They shared a puzzled look and went in.
Aappi drew the glower with the mehendi paste. Then she said, “If Sara says she isn’t worried, then you know, I would take her seriously!” She gave them a friendly warning.
“We’ll see,” replied Fazila Bua.
All the neighbourhood girls and a few aunties trickled into our house one by one. Were they here for the mehendi or to find out who won the bet?
“Are all your friends here?” Amina ran her eyes over the girls waiting for their turn.
“I feel bad about this, but a bet is a bet. Would you like me to describe your Eid clothes?” That smile from ear to ear didn’t convince anyone that she was sad. A hushed silence fell in the room.
I held up a hand to stop the protests.
“Nazia has a red shalwar kameez and dupatta with tiny gold bells,” Fazila Bua stopped.
“No, my Eid dress is not a shalwar kameez!” Nazia replied.
“Farhana has a pale green dress with cream….”
“NAA,” Interrupted Farhana. “My Eid dress is different. You are all confused.”
The two teenagers named the other clothes, and the rest of us just shook our heads.
Ammu’s voice came from the kitchen. “No, dear. I didn’t get Sara a lehenga choli.”
Fazila Bua blinked. “How…?” Amina shrugged.
Nazia and Farhana put their heads down to cover their smirks. Sadiya and Salma hugged each other. The room burst into laughter! Luckily, we kept our cool and didn’t say anything more. I tried to stay up late until the room emptied. I even washed my face, but it was no use. I dragged myself to bed around midnight, leaving Aappi to finish the mehendi on her own.
Papa’s voice came to me in my dream. “Beta, Eid Mubarak!” “Time to go to the morning prayers.”
“Next prayer, please,” Bhaia mumbled.
No, it wasn’t a dream at all. It was Eid today! I was wide awake instantly. My dress!
When I came down, Ammu was in the kitchen, our hot breakfast almost ready. Did she sleep at all, I wondered! My eyes fell on the rows of people walking to the mosque. Papa was there in his crisp white kurta. Even though the prayers are not long, it will take Papa some time to come home.
I whispered to Ammu, grabbed a bag, and went to Nazia’s. The others were waiting for me. Salma took my bag, and Farhana gave me hers. I skipped all the way home.
The rest of the day was a blur. We dusted, made the beds, cut fresh flowers from the garden, put them in the vases, and swept and mopped. We gorged ourselves on parathas, halwa, egg, and homemade lassi.
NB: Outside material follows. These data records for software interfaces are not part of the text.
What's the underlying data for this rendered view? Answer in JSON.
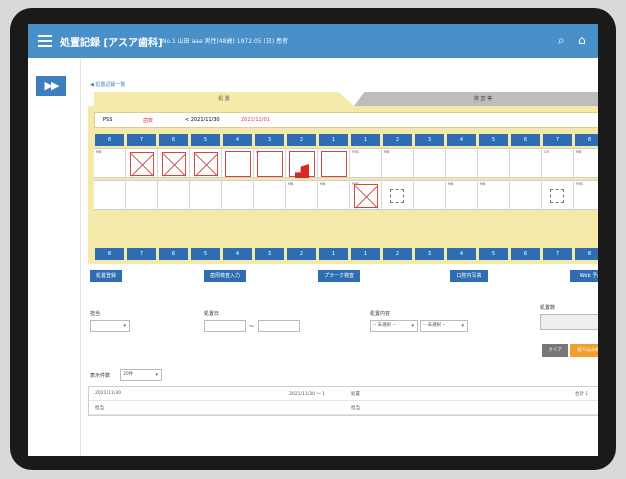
{
  "appbar": {
    "title": "処置記録 [アスア歯科]",
    "subtitle": "No.1 山田 aaa  男性(48歳) 1972.05 (日) 患者",
    "search_icon": "search-icon",
    "home_icon": "home-icon",
    "color": "#4a90c8"
  },
  "sidebar": {
    "toggle_label": "▶▶"
  },
  "breadcrumb": "◀ 処置記録一覧",
  "tabs": [
    {
      "label": "処 置",
      "active": true
    },
    {
      "label": "検 査 等",
      "active": false
    }
  ],
  "filter": {
    "label1": "PSS",
    "label2": "歯数",
    "date_from": "< 2021/11/30",
    "date_to": "2021/12/01"
  },
  "upper_teeth": [
    "8",
    "7",
    "6",
    "5",
    "4",
    "3",
    "2",
    "1",
    "1",
    "2",
    "3",
    "4",
    "5",
    "6",
    "7",
    "8"
  ],
  "lower_teeth": [
    "8",
    "7",
    "6",
    "5",
    "4",
    "3",
    "2",
    "1",
    "1",
    "2",
    "3",
    "4",
    "5",
    "6",
    "7",
    "8"
  ],
  "upper_chart_labels": [
    "MB",
    "",
    "",
    "",
    "",
    "Cr",
    "",
    "",
    "FMC",
    "MB",
    "",
    "",
    "",
    "",
    "CR",
    "MB"
  ],
  "lower_chart_labels": [
    "",
    "",
    "",
    "",
    "",
    "",
    "MB",
    "MB",
    "FMC",
    "",
    "",
    "MB",
    "MB",
    "",
    "",
    "FMC"
  ],
  "actions": {
    "btn1": "処置登録",
    "btn2": "歯周検査入力",
    "btn3": "プラーク検査",
    "btn4": "口腔内写真",
    "btn5": "Web 予約"
  },
  "form": {
    "field1_label": "担当",
    "field2_label": "処置日",
    "field3_label": "処置内容",
    "field3_opt1": "-- 未選択 --",
    "field3_opt2": "-- 未選択 --",
    "field4_label": "処置数",
    "range_sep": "〜",
    "clear_label": "クリア",
    "search_label": "絞り込み検索"
  },
  "list": {
    "sort_label": "表示件数",
    "sort_value": "20件",
    "rows": [
      {
        "left": "2021/11/30",
        "mid": "2021/11/30 〜 1",
        "right1": "処置",
        "right2": "合計 1"
      },
      {
        "left": "担当",
        "mid": "",
        "right1": "担当",
        "right2": ""
      }
    ]
  },
  "colors": {
    "panel": "#f4e9a8",
    "tooth_header": "#2f6db3",
    "mark_red": "#d64545",
    "accent_orange": "#f0a030"
  }
}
Yum yum!
At last, I wore my Eid dress and waited with my friends. We didn’t have to wait long. Fazila Bua and Amina came by to greet our families. “Your clothes! You are wearing each other’s clothes!” They yelled.
“No, they’re wearing the right clothes; their clothes! They exchanged the bags of new clothes for safe keeping! That’s why your descriptions last night didn’t match,” Aappi shook with laughter.
“Eid Mubarak, Bua!” Farhana greeted her aunt. “Eid Mubarak!” we chorused.
Click here to listen to stories from other Festivals of India: